weren't interested in preserving Wendishness," Evelyn Kasper, a Wendish
descendant, explains. "They didn't even pass the language on." 
No folk songs, no folk dances, no folk tales. Little, in fact, other
than the single element, besides common language, that bound them
together in the first place: the form of worship that is preserved today
in a church built by the original settlers and attended by their 300
spiritual and literal descendants here in Texas. Miss Grider and I come
to this historical site by way of an adjacent picnic grounds under some
tall pines, where we are to meet Mrs. Kasper, a prominent member of the
Wendish Heritage Society. Just across the picnic grounds is a corner of
land with an old wooden building sitting on movers' blocks and a sign
that proclaims, "Site of the museum of the Texas Wends." 
Evelyn Kasper is an energetic, communicative woman with the
strong-framed countenance you see in so many of the Wendish folk.
Standing under the pines, with the wind cutting whistles in the air, she
fixes cheese and homemade-bread sandwiches and talks about the Wends and
their heritage. "Peter Fritzsche was my great-grandfather, a
stonemason," she says. "He came over on the Ben Nevis. His wife and
daughter died on the way over of cholera. But his wife had already had a
baby on board ship. He remarried and had 10 other children, after having
5 with his first wife." Unlike most of the Wends, Peter Fritzsche never
changed his name, except to drop the "z" in the middle. Wendish
patronyms are distinguished by a cluster of consonants, such as Ben
Tschatschula or the less tortuous Pietsch and Lorentschk.
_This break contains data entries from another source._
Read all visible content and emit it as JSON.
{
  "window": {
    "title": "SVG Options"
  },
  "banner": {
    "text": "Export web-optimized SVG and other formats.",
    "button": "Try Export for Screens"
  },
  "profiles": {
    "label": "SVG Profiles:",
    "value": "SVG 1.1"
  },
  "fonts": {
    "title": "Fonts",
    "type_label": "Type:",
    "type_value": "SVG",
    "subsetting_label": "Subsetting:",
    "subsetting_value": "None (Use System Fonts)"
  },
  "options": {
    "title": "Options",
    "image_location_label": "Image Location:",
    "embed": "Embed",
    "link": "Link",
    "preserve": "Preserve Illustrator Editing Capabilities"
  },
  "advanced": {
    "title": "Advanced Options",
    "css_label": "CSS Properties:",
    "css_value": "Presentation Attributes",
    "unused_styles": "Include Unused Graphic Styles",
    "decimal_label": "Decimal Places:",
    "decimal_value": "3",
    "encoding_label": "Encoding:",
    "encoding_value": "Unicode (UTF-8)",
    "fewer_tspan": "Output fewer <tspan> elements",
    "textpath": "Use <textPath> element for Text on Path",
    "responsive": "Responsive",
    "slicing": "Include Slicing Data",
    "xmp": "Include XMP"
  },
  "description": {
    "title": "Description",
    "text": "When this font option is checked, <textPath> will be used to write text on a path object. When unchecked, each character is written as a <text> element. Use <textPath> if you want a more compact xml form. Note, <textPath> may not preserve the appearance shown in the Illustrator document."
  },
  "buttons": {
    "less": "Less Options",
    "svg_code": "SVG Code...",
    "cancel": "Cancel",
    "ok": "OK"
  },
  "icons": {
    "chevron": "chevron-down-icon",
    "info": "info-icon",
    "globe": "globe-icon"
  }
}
The names are
scattered among the tombstones in the cemetery between the picnic
grounds and the church. "They came from a cooler, more temperate
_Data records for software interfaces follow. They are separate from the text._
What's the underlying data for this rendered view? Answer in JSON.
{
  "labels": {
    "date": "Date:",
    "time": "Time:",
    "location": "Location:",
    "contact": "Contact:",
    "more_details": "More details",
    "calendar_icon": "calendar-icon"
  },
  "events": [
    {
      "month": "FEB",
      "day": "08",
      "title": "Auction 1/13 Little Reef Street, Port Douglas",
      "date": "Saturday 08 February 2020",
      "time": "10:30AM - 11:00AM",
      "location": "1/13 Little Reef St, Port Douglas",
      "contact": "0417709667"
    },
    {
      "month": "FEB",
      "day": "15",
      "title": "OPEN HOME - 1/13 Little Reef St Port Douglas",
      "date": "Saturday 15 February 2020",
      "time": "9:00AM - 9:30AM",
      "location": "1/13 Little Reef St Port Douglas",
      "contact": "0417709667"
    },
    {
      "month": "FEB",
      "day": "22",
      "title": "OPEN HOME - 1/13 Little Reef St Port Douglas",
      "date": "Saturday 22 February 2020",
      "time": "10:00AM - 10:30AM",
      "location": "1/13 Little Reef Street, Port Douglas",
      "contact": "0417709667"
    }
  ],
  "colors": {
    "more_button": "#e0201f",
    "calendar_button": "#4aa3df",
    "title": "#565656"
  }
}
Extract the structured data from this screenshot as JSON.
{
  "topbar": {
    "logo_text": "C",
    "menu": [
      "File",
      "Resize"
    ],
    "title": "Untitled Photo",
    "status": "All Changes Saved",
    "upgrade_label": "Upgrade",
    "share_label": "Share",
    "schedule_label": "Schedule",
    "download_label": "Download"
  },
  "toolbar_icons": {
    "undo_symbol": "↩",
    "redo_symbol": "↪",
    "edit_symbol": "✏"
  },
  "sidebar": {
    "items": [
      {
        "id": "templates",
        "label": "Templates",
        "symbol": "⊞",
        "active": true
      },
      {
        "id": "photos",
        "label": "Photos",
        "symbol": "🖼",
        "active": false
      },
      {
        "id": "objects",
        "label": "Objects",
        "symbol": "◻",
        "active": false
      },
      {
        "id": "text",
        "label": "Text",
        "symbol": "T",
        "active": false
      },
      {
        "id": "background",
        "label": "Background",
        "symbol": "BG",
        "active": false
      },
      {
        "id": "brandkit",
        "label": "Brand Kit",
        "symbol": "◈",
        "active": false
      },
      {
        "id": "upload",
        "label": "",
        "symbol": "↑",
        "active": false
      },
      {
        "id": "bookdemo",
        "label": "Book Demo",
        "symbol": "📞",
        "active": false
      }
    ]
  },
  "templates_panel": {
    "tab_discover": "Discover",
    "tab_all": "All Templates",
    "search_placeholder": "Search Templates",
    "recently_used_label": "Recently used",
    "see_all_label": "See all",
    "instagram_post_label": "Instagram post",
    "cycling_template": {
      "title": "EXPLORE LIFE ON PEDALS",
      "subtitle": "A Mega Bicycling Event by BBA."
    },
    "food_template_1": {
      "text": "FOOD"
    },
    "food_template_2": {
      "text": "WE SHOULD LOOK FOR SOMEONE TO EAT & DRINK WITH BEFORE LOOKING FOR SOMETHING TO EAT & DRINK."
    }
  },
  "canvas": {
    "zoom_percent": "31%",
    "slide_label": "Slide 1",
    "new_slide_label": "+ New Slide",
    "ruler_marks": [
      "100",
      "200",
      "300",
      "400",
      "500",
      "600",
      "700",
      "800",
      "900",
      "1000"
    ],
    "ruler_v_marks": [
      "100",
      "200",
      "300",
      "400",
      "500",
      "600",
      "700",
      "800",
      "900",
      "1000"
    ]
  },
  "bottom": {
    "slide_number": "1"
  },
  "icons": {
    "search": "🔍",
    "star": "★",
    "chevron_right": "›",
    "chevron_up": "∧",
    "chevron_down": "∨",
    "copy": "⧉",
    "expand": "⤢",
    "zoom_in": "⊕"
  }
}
landscape and got hostile, infertile land. The soil would not prosper
traditional crops," Mrs. Kasper explains, adding that they had to
develop trades, new farming skills, and ways of staying alive through
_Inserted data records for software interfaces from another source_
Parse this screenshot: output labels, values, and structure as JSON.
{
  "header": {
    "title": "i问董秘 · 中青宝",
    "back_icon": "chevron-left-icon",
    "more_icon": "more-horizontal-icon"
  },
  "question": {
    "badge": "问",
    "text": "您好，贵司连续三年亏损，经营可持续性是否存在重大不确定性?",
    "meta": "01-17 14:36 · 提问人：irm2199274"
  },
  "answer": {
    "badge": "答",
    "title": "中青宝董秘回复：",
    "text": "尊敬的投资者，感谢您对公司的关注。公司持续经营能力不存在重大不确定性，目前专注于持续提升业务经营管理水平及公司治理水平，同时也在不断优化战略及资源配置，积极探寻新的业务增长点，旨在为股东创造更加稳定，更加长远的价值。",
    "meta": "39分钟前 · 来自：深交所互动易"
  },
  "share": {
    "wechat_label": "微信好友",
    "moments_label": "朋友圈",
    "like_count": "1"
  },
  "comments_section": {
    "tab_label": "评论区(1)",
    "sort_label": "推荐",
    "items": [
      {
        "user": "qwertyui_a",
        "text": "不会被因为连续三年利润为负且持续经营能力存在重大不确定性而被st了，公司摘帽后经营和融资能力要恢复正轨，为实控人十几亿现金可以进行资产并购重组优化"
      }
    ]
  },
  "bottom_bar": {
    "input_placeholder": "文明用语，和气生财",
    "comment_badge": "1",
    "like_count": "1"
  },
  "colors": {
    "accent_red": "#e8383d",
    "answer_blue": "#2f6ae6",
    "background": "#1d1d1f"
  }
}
harsh winters. There, among the tombstones, we come across a cluster of
graves from the Killian family, which spawned at least two pastors,
including the legendary Rev. Johann Killian (1811-84), the spiritual
leader of the original Texas Wends. Mr. Killian, a handsome,
white-haired man with striking, round eyes, was, according to Lammert,
"a scholar and prolific writer who translated from German into Wendish
many books such as Luther's Large Catechism and the Augsburg Confession.
He also wrote Wendish prayer books, sermons, tracts, as well as hymns
and poems. . . . Rev. Killian was also known to preach the same sermon
in Wendish, German, and English on a Sunday morning." Whatever the
austerity of their pioneer life, the church the Wends built is no drab,
solemn sanctuary. The pillars are covered with feather-painting, some of
it done by the original Wends, to make them look like marble. Original
hand carving by local craftsmen handsomely adorns the pews. Beautiful,
ornate organ pipes in blue, gold, and white are behind the altar, above
an Alleluia! altar cloth. Standing here in their church in Serbin, you
feel the religious determination and solid resolve that kept them
together and sustained them through their struggles. Today, the
congregation, almost 95 percent of it Wendish, still maintains this
church in the midst of a rekindling interest among Wends in their own
Wendishness. People who, as children, passed a thousand times between
the paintings of the Ben Nevis and of Mr. Killian are taking a sudden
interest in these archetypal figures and the history they represent. 
The Wendish Heritage Society is building up archives and constructing a
museum out of the old two-room schoolhouse, which until last year
accommodated eight grades. It's the only Wendish school outside East
Germany (where the communist government has made some symbolic
importance of the Wends and their history of persecution), and people
like Evelyn Kasper are rummaging through their possessions to find faded
photographs of determined, solemn, square-jawed folk who look as if they
had their hands full finding a new life, but who also evoke images of
strong family ties and homespun virtues. Johann Killian would have been

Picture 1, Wendish newly weds -- black wedding dress and all; Picture 2,
The Reverend Johann Killian posing with his daughter

Texas Wendish Heritage Museum